Now back in Blacksburg, team members have collected all their feedback and documentation into a final report for NASA. Using that input from experts in the field, they will continue to improve upon their designs and conduct human subject testing. The team works closely on-campus with Wallace Lages, assistant professor in the School of Visual Arts, who has served as the team’s faculty advisor since 2018.
This marks the third time that a Virginia Tech student team has been invited to participate as finalists in the NASA SUITS (Spacesuit User Interface Technologies for Students) Challenge. The Department of Computer Science has championed the Hokienauts since the team’s first challenge and highlighted the team’s cross-disciplinary, experiential learning approach as part of the university’s annual Giving Day event.

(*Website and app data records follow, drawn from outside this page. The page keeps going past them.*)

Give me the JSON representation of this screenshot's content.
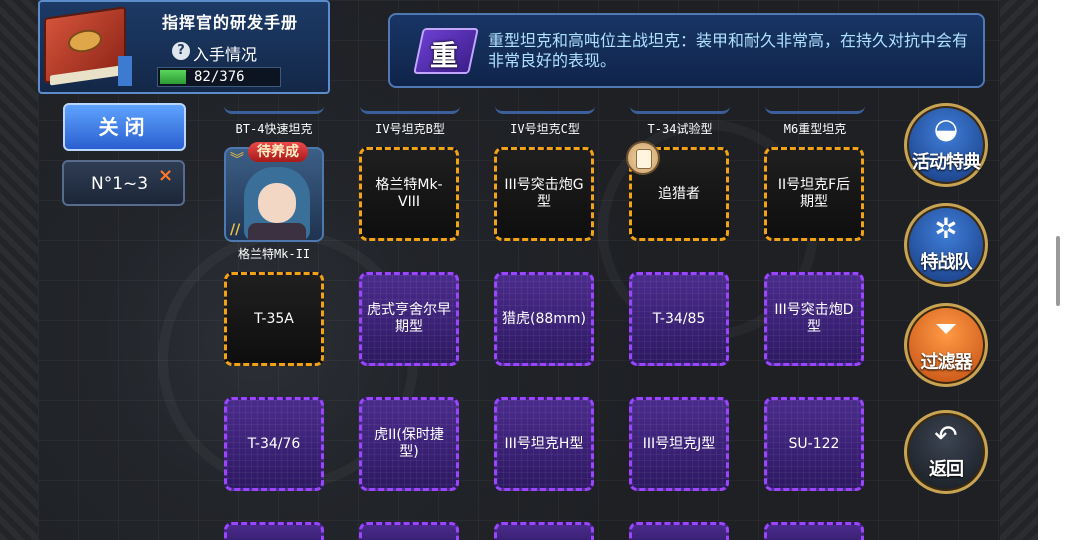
{
  "header": {
    "title": "指挥官的研发手册",
    "obtained_label": "入手情况",
    "help_symbol": "?",
    "progress_text": "82/376",
    "progress_fraction": 0.218
  },
  "info": {
    "badge": "重",
    "description": "重型坦克和高吨位主战坦克：装甲和耐久非常高，在持久对抗中会有非常良好的表现。"
  },
  "left": {
    "close_label": "关闭",
    "filter_label": "N°1~3",
    "filter_clear": "×"
  },
  "top_row": [
    "BT-4快速坦克",
    "IV号坦克B型",
    "IV号坦克C型",
    "T-34试验型",
    "M6重型坦克"
  ],
  "character": {
    "status_tag": "待养成",
    "name": "格兰特Mk-II",
    "rank_symbol": "//"
  },
  "cards": {
    "r1c2": "格兰特Mk-VIII",
    "r1c3": "III号突击炮G型",
    "r1c4": "追猎者",
    "r1c5": "II号坦克F后期型",
    "r2c1": "T-35A",
    "r2c2": "虎式亨舍尔早期型",
    "r2c3": "猎虎(88mm)",
    "r2c4": "T-34/85",
    "r2c5": "III号突击炮D型",
    "r3c1": "T-34/76",
    "r3c2": "虎II(保时捷型)",
    "r3c3": "III号坦克H型",
    "r3c4": "III号坦克J型",
    "r3c5": "SU-122"
  },
  "side_buttons": {
    "event": "活动特典",
    "squad": "特战队",
    "filter": "过滤器",
    "back": "返回"
  },
  "colors": {
    "gold_border": "#f2a216",
    "purple_border": "#9b45ff",
    "panel_blue": "#183566",
    "info_text": "#aee0ff"
  }
}
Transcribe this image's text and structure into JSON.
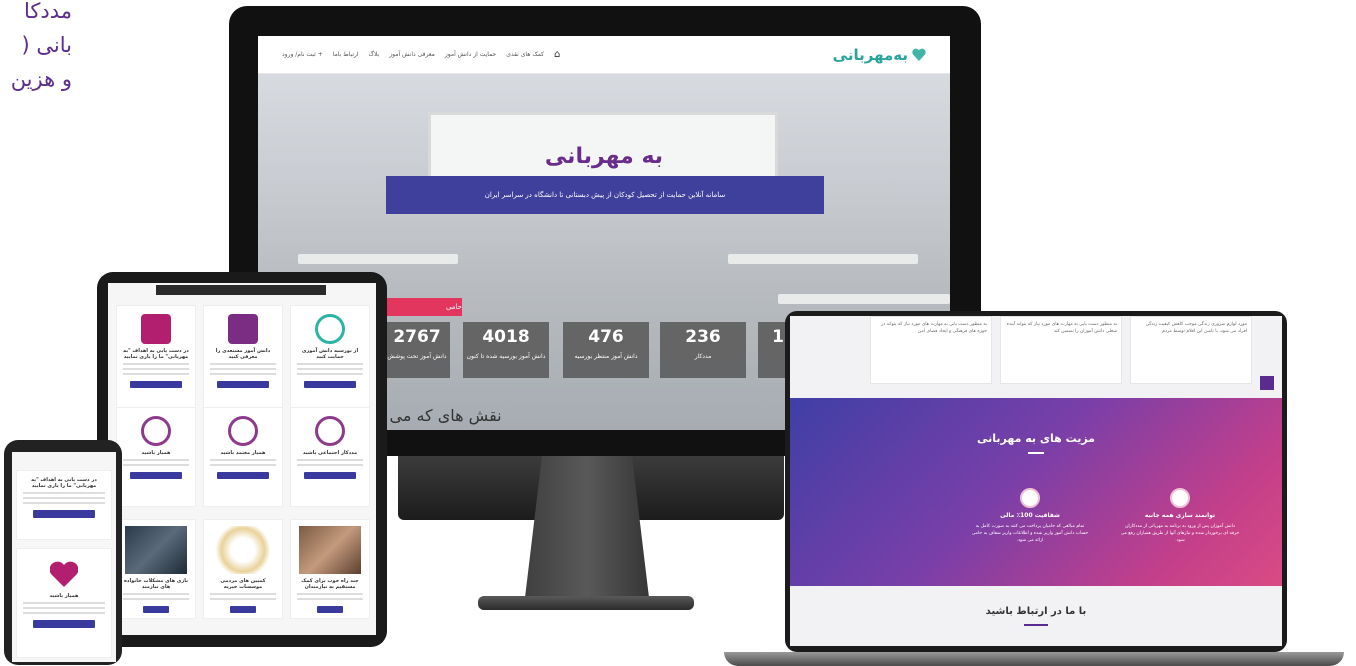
{
  "corner_text": [
    "مددکا",
    "بانی (",
    "و هزین"
  ],
  "monitor": {
    "brand": "به‌مهربانی",
    "nav_links": [
      "کمک های نقدی",
      "حمایت از دانش آموز",
      "معرفی دانش آموز",
      "بلاگ",
      "ارتباط باما",
      "ثبت نام/ ورود +"
    ],
    "hero_title": "به مهربانی",
    "hero_subtitle": "سامانه آنلاین حمایت از تحصیل کودکان از پیش دبستانی تا دانشگاه در سراسر ایران",
    "support_button": "حامی",
    "stats": [
      {
        "num": "2767",
        "label": "دانش آموز تحت پوشش"
      },
      {
        "num": "4018",
        "label": "دانش آموز بورسیه شده تا کنون"
      },
      {
        "num": "476",
        "label": "دانش آموز منتظر بورسیه"
      },
      {
        "num": "236",
        "label": "مددکار"
      },
      {
        "num": "1",
        "label": ""
      }
    ],
    "headline": "نقش های که می توانید در به مهربانی داشته باشید"
  },
  "tablet": {
    "cards": [
      {
        "title": "از بورسیه دانش آموزی حمایت کنید",
        "button": "می خواهم حامی باشم"
      },
      {
        "title": "دانش آموز مستعدی را معرفی کنید",
        "button": "می خواهم دانش آموزی معرفی کنم"
      },
      {
        "title": "در دست یابی به اهداف \"به مهربانی\" ما را یاری نمایید",
        "button": "می خواهم یاری مهربانی باشم"
      },
      {
        "title": "مددکار اجتماعی باشید",
        "button": "می خواهم مددکار باشم"
      },
      {
        "title": "همیار معتمد باشید",
        "button": "می خواهم همیار معتمد باشم"
      },
      {
        "title": "همیار باشید",
        "button": "می خواهم همیار باشم"
      },
      {
        "title": "چند راه خوب برای کمک مستقیم به نیازمندان",
        "button": "بیشتر بخوانید"
      },
      {
        "title": "کمپین های مردمی موسسات خیریه",
        "button": "بیشتر بخوانید"
      },
      {
        "title": "بازی های مشکلات خانواده های نیازمند",
        "button": "بیشتر بخوانید"
      }
    ]
  },
  "phone": {
    "card1_title": "در دست یابی به اهداف \"به مهربانی\" ما را یاری نمایید",
    "card1_button": "می خواهم یاری مهربانی باشم",
    "card2_title": "همیار باشید",
    "card2_button": "می خواهم همیار باشم"
  },
  "laptop": {
    "section_title": "مزیت های به مهربانی",
    "features": [
      {
        "title": "شفافیت 100٪ مالی",
        "text": "تمام مبالغی که حامیان پرداخت می کنند به صورت کامل به حساب دانش آموز واریز شده و اطلاعات واریز شفاف به حامی ارائه می شود."
      },
      {
        "title": "توانمند سازی همه جانبه",
        "text": "دانش آموزان پس از ورود به برنامه به مهربانی از مددکاران حرفه ای برخوردار شده و نیازهای آنها از طریق همیاران رفع می شود."
      }
    ],
    "contact_title": "با ما در ارتباط باشید",
    "cards_text": [
      "به منظور دست یابی به مهارت های مورد نیاز که بتواند در حوزه های فرهنگی و ایجاد فضای امن",
      "به منظور دست یابی به مهارت های مورد نیاز که بتواند آینده شغلی دانش آموزان را تضمین کند",
      "مورد لوازم ضروری زندگی موجب کاهش کیفیت زندگی افراد می شود، با تامین این اقلام توسط مردم"
    ]
  }
}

Historically, the team has been supported by the School of Architecture + Design and the Office of Undergraduate Research. This year, the group also received support from the Student Engineers’ Council and the Virginia Space Grant Consortium.
The Hokienauts were one of 10 university-based teams from across the country to demonstrate their augmented-reality solutions designed for use in spacesuits in a lunar analog environment.
Engineers from NASA’s extravehicular activity and joint augmented-reality teams served as design evaluators, testing student designs and providing them feedback.
“You learn from the people that are actually developing real technology that goes to space — people that have been doing this for many years,” said Mithil Adsul, a recent computer engineering graduate who served as leader and team hardware engineer for the Hokienauts. “So you’re getting real feedback that really matters.”